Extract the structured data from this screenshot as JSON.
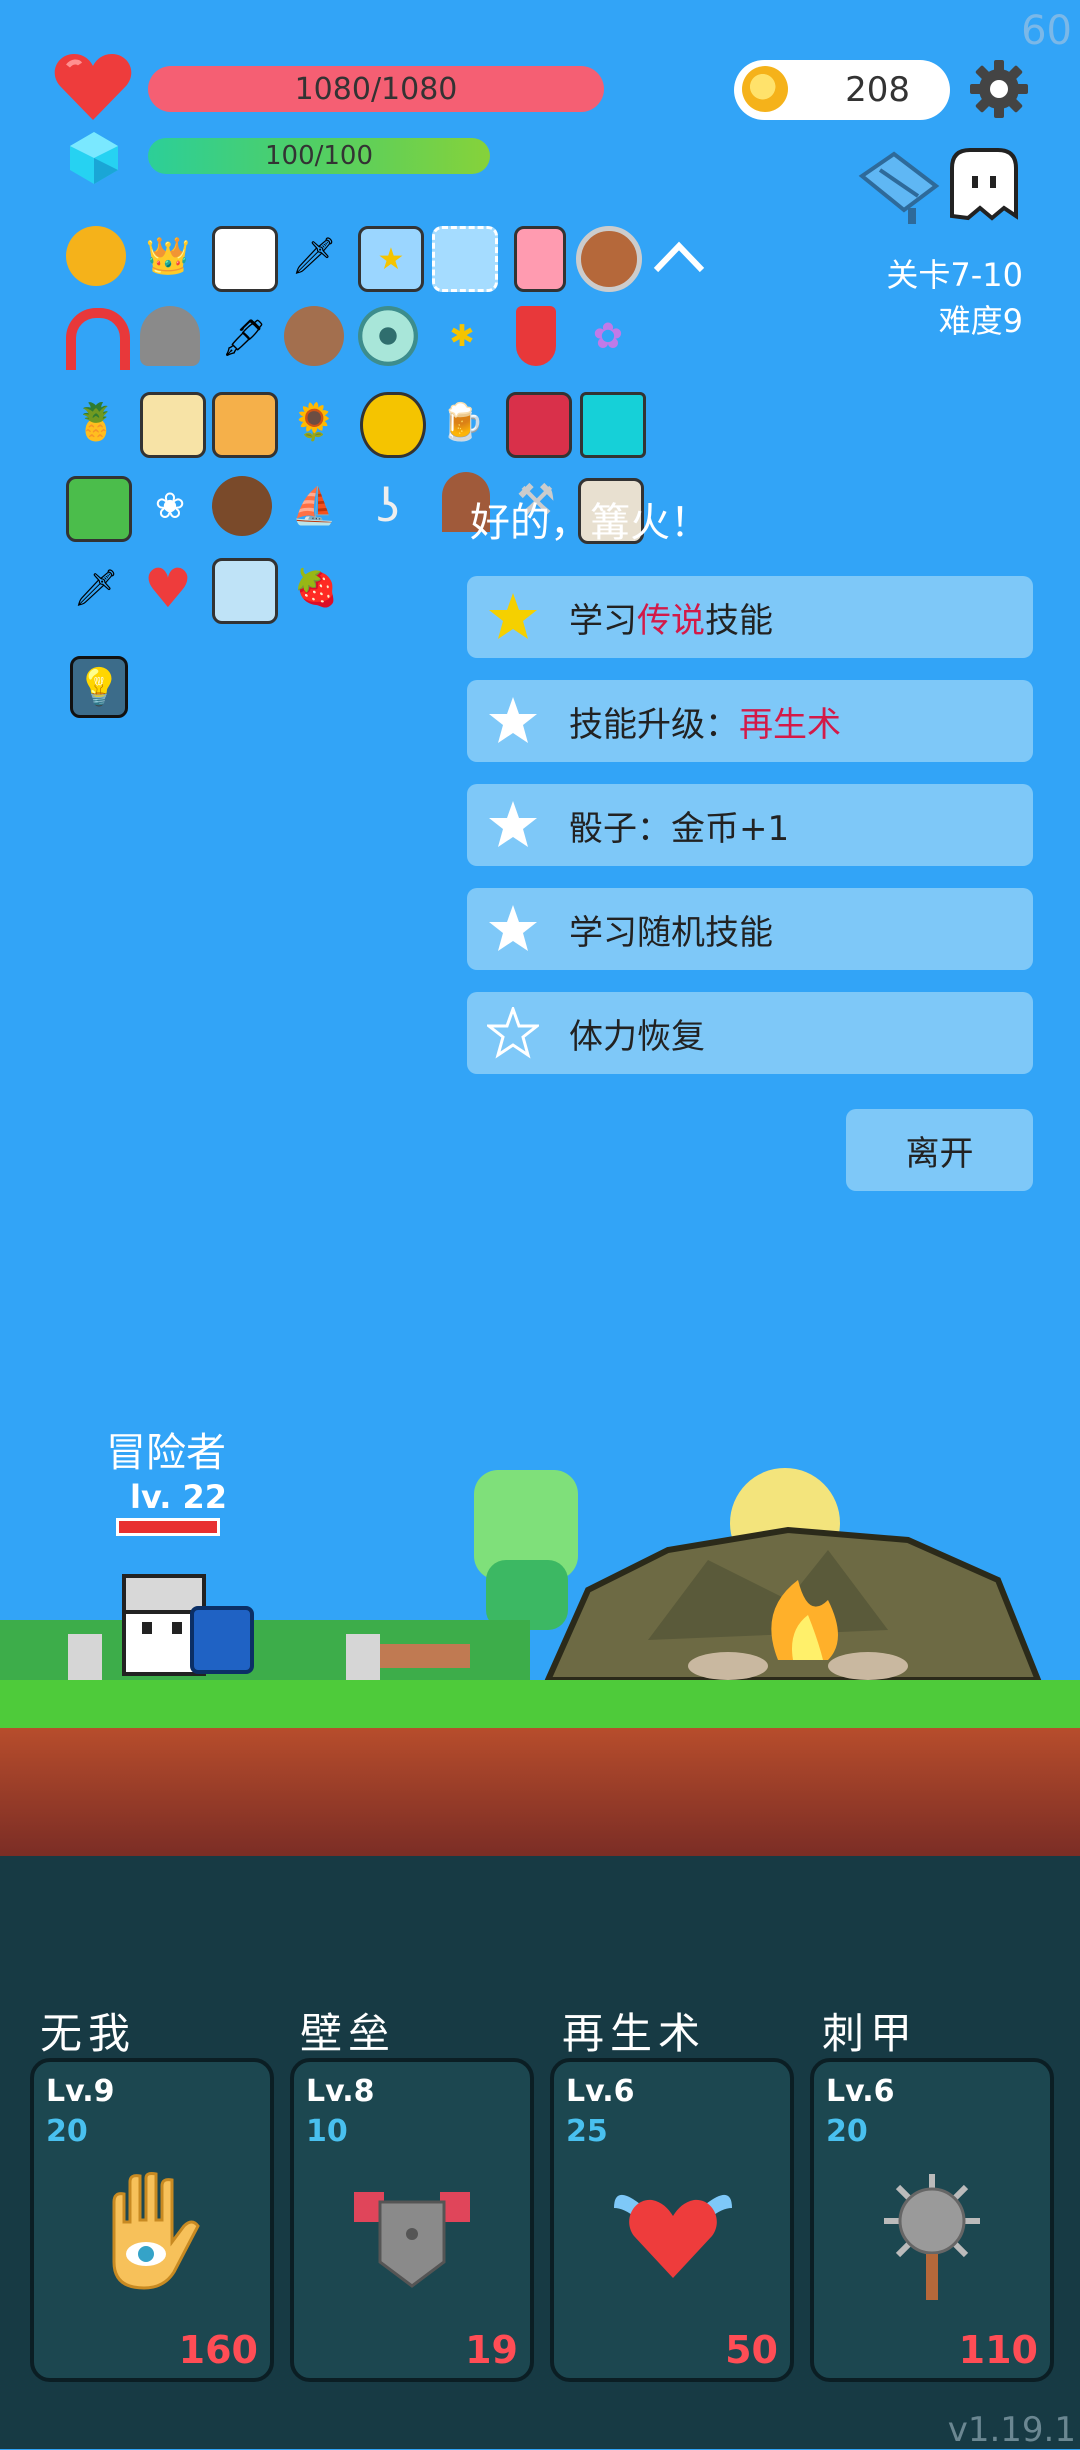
{
  "fps": "60",
  "hp": "1080/1080",
  "mp": "100/100",
  "coins": "208",
  "stage": {
    "level": "关卡7-10",
    "difficulty": "难度9"
  },
  "message": "好的，篝火！",
  "options": [
    {
      "pre": "学习",
      "hl": "传说",
      "post": "技能"
    },
    {
      "pre": "技能升级：",
      "hl": "再生术",
      "post": ""
    },
    {
      "pre": "骰子：金币+1",
      "hl": "",
      "post": ""
    },
    {
      "pre": "学习随机技能",
      "hl": "",
      "post": ""
    },
    {
      "pre": "体力恢复",
      "hl": "",
      "post": ""
    }
  ],
  "leave": "离开",
  "hero": {
    "name": "冒险者",
    "level": "lv. 22"
  },
  "skills": [
    {
      "name": "无我",
      "lv": "Lv.9",
      "cost": "20",
      "value": "160"
    },
    {
      "name": "壁垒",
      "lv": "Lv.8",
      "cost": "10",
      "value": "19"
    },
    {
      "name": "再生术",
      "lv": "Lv.6",
      "cost": "25",
      "value": "50"
    },
    {
      "name": "刺甲",
      "lv": "Lv.6",
      "cost": "20",
      "value": "110"
    }
  ],
  "version": "v1.19.1",
  "colors": {
    "sky": "#32a4f7",
    "hp": "#f55f73",
    "highlight": "#d31a48",
    "panel": "#173a44"
  }
}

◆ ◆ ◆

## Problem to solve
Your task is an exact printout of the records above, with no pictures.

## Exercise result
Extract the structured data from this screenshot as JSON.
{
  "fps": "60",
  "hp": "1080/1080",
  "mp": "100/100",
  "coins": "208",
  "stage": {
    "level": "关卡7-10",
    "difficulty": "难度9"
  },
  "message": "好的，篝火！",
  "options": [
    {
      "pre": "学习",
      "hl": "传说",
      "post": "技能"
    },
    {
      "pre": "技能升级：",
      "hl": "再生术",
      "post": ""
    },
    {
      "pre": "骰子：金币+1",
      "hl": "",
      "post": ""
    },
    {
      "pre": "学习随机技能",
      "hl": "",
      "post": ""
    },
    {
      "pre": "体力恢复",
      "hl": "",
      "post": ""
    }
  ],
  "leave": "离开",
  "hero": {
    "name": "冒险者",
    "level": "lv. 22"
  },
  "skills": [
    {
      "name": "无我",
      "lv": "Lv.9",
      "cost": "20",
      "value": "160"
    },
    {
      "name": "壁垒",
      "lv": "Lv.8",
      "cost": "10",
      "value": "19"
    },
    {
      "name": "再生术",
      "lv": "Lv.6",
      "cost": "25",
      "value": "50"
    },
    {
      "name": "刺甲",
      "lv": "Lv.6",
      "cost": "20",
      "value": "110"
    }
  ],
  "version": "v1.19.1",
  "colors": {
    "sky": "#32a4f7",
    "hp": "#f55f73",
    "highlight": "#d31a48",
    "panel": "#173a44"
  }
}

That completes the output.